The Indians wereundernourished and even hungering. The agents besides claimed theIndians exaggerated in their Numberss merely to have morerations. However, in a nose count conducted by the authorities tryingto prove this, they found that the Indians were really claimingless ( Ambrose 359 ) . In 1876, the bureaus were taken from the churches and givento the ground forces to command. This was petitioned to Washington with statements that soldiers were objectionable and their disfavor forIndians was really obvious.

Besides the ground forces was perverting theIndians by presenting and promoting intoxicant and gaming. Thepetition besides stated that all the bureau problems had been causeddirectly or indirectly by the soldiers. No alteration in policy wasdone on behalf of these requests ( Kadlecek 33 ) .

Unwilling to pay for the Black Hills and unable to defeatthe Sioux in war, on August, 15, 1876 Congress passed the SiouxAppropriation Bill. This measure stated that farther provisionswould non be given to the Sioux until the hostiles gave up theBlack Hills, Powder River state and Bighorn state. They wouldalso have to travel to the Missouri River in Central Dakota or toOklahoma.

Upset because of there get the better of the Government demandedunconditional resignation of the Sioux or they would hunger thosein the bureaus. Red Cloud and the other heads were told to signa pact or their people would hunger. Crazy Equus caballus and SittingBull continued to contend for land that was stolen from them in amisleading pact ( Ambrose 417-418 ) . The Treaty of 1876 was notsigned by at least three fourths of the male members of the Sioux state as the Treaty of 1868 had stipulated. So they cheated bycalling the pact an “Agreement” alternatively of a pact. The authorities had changed or disturbed about every portion ofthe Indians lives.

They had taken their Equus caballuss ( their wealth ) , taken their land, taken the American bison and taken their tepee. Theystill had their faith. They had seven ceremonial rites ofwhich two were the most good ; the Vision Quest and the SunDance. The Vision pursuit was an single dance and the Sun Dancea community matter. In June 1877 the biggest Sun Dance seen onthe reserve, twenty 1000 strong, was held to honour CrazyHorse. This was the last large Sun Dance ( Kadlecek 37-42 ) . Brainsick Horse was eventually persuaded to convey his people in tolive on the reserve. Brainsick Equus caballus was lied to when agovernment functionary told him that he was needed at a conference.

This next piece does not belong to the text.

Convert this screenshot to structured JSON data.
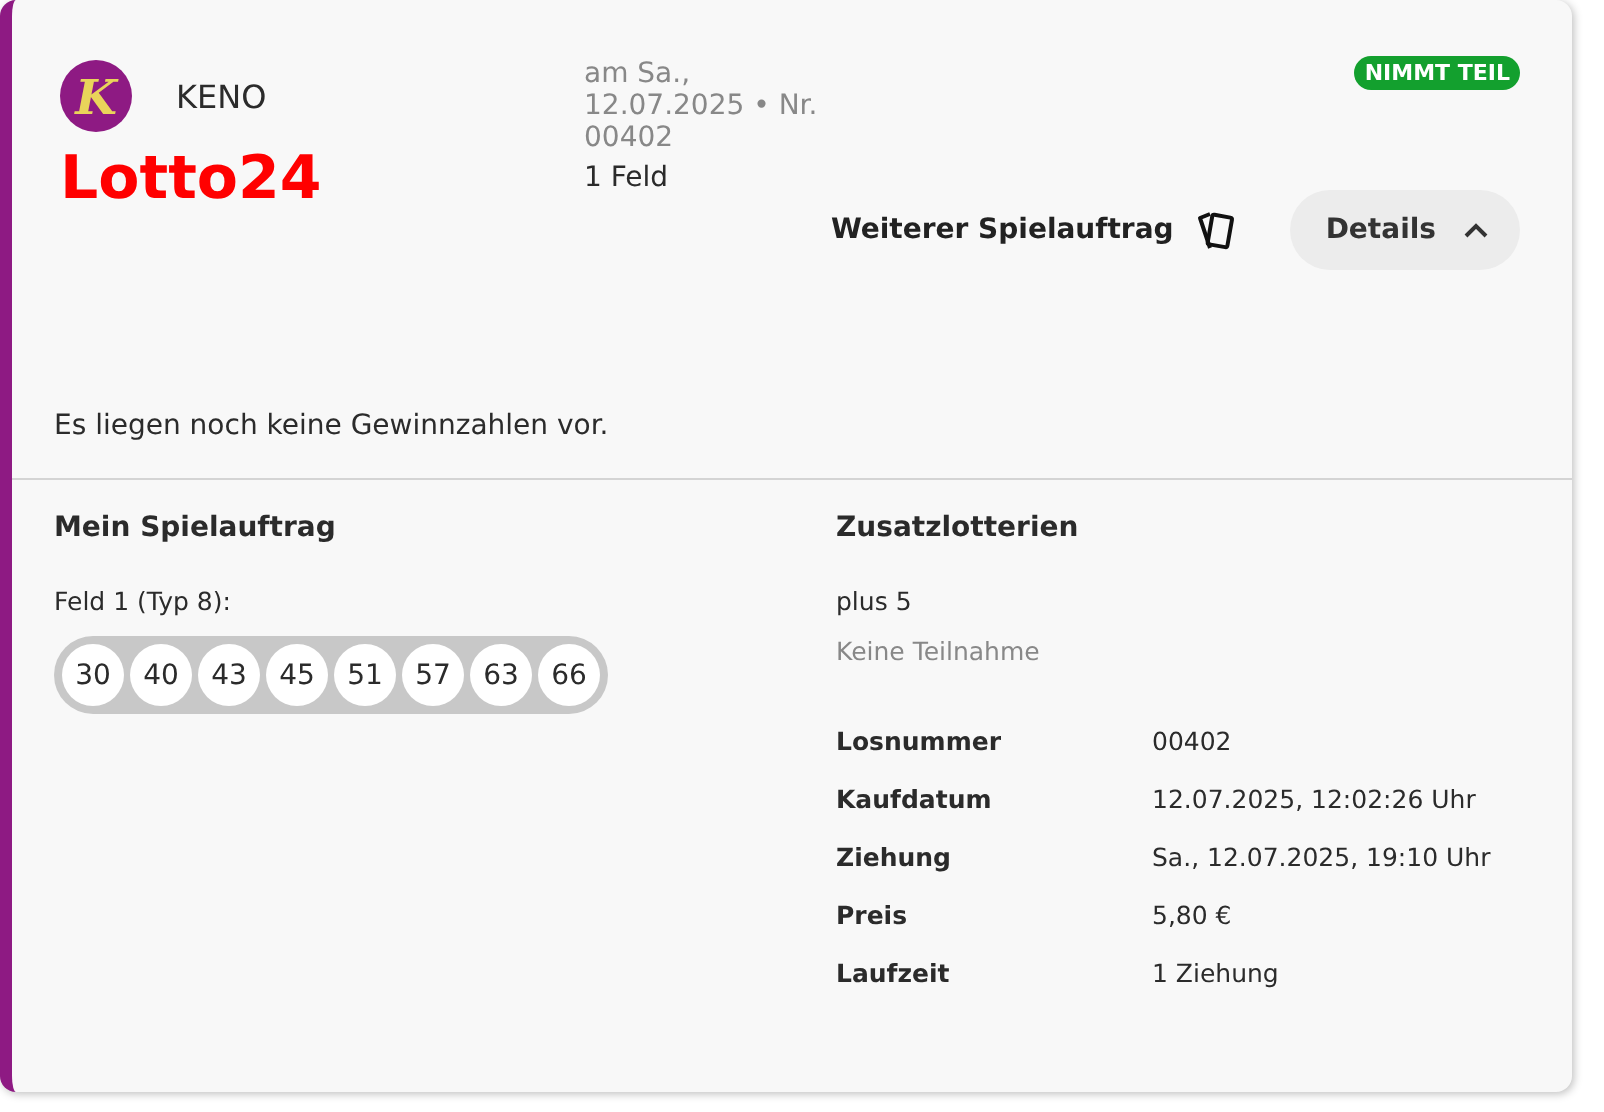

He realized this was a trap when he saw bars on the Windowss. Hedrew his knife and attempted to interrupt loose. A white soldier, William Gentiles, lunged at Crazy Horse with a fixed bayonet thatpunctured his kidney. Brainsick Horse died September, 5 1877. The Sioux Indians had lost about everything that made thema strong state.

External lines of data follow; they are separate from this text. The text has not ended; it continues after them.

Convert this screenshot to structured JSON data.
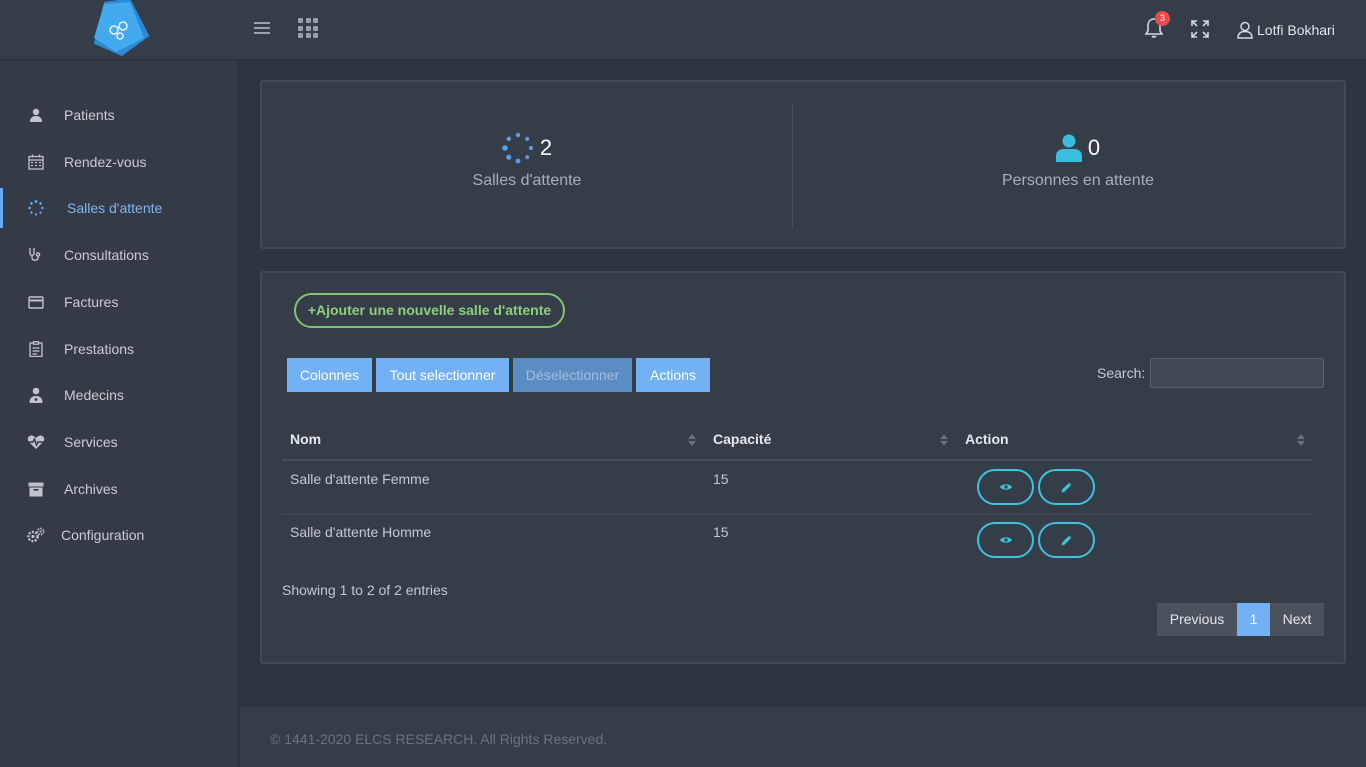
{
  "header": {
    "notification_count": "3",
    "user_name": "Lotfi Bokhari"
  },
  "sidebar": {
    "items": [
      {
        "label": "Patients",
        "icon": "user-icon"
      },
      {
        "label": "Rendez-vous",
        "icon": "calendar-icon"
      },
      {
        "label": "Salles d'attente",
        "icon": "spinner-icon",
        "active": true
      },
      {
        "label": "Consultations",
        "icon": "stethoscope-icon"
      },
      {
        "label": "Factures",
        "icon": "credit-card-icon"
      },
      {
        "label": "Prestations",
        "icon": "clipboard-icon"
      },
      {
        "label": "Medecins",
        "icon": "doctor-icon"
      },
      {
        "label": "Services",
        "icon": "heartbeat-icon"
      },
      {
        "label": "Archives",
        "icon": "archive-icon"
      },
      {
        "label": "Configuration",
        "icon": "gears-icon"
      }
    ]
  },
  "stats": {
    "rooms": {
      "value": "2",
      "label": "Salles d'attente"
    },
    "waiting": {
      "value": "0",
      "label": "Personnes en attente"
    }
  },
  "toolbar": {
    "add_label": "+Ajouter une nouvelle salle d'attente",
    "columns_label": "Colonnes",
    "select_all_label": "Tout selectionner",
    "deselect_label": "Déselectionner",
    "actions_label": "Actions",
    "search_label": "Search:",
    "search_value": ""
  },
  "table": {
    "headers": [
      "Nom",
      "Capacité",
      "Action"
    ],
    "rows": [
      {
        "nom": "Salle d'attente Femme",
        "capacite": "15"
      },
      {
        "nom": "Salle d'attente Homme",
        "capacite": "15"
      }
    ],
    "info": "Showing 1 to 2 of 2 entries"
  },
  "pagination": {
    "previous": "Previous",
    "page": "1",
    "next": "Next"
  },
  "footer": {
    "text": "© 1441-2020 ELCS RESEARCH. All Rights Reserved."
  },
  "colors": {
    "accent": "#73b1f5",
    "success": "#7fc56f",
    "action": "#3bc3df",
    "danger": "#e84b4b"
  }
}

In 1881 the authorities prohibited allreservations from leting the Sun Dance. The authorities went against the First Amendment and took away the Sioux’s greatestreligious ceremonial. General Sherman, ne’er known as an Indianlover, said a reserve was “a package of land inhabited byIndians and surrounded by thieves” ( Matthiessen 17 ) . This type ofharassment did non halt. In 1887 the General Allotment Act ( theDawes Act ) was passed. This Act was designed to help the Indians to mainstream into America. Each male Indian was given160 estates of land from the reserve.

Of class the surplus landwas taken by the authorities and sold to the Whites. The Indianswere non accustom to covering with stealers and the majorityof them lost their land through fly-by-night traffics. The U.S. Government used many misrepresentations to obtain the landthe Indians one time owned. The Sioux Indians were non treated withthe most respect to state the least. They must be commended forstaying strong and still being a large portion of the United Statestoday.

Debo, Angie.History of the Indians of the US. Norman, OK. Oklahoma Press, 1970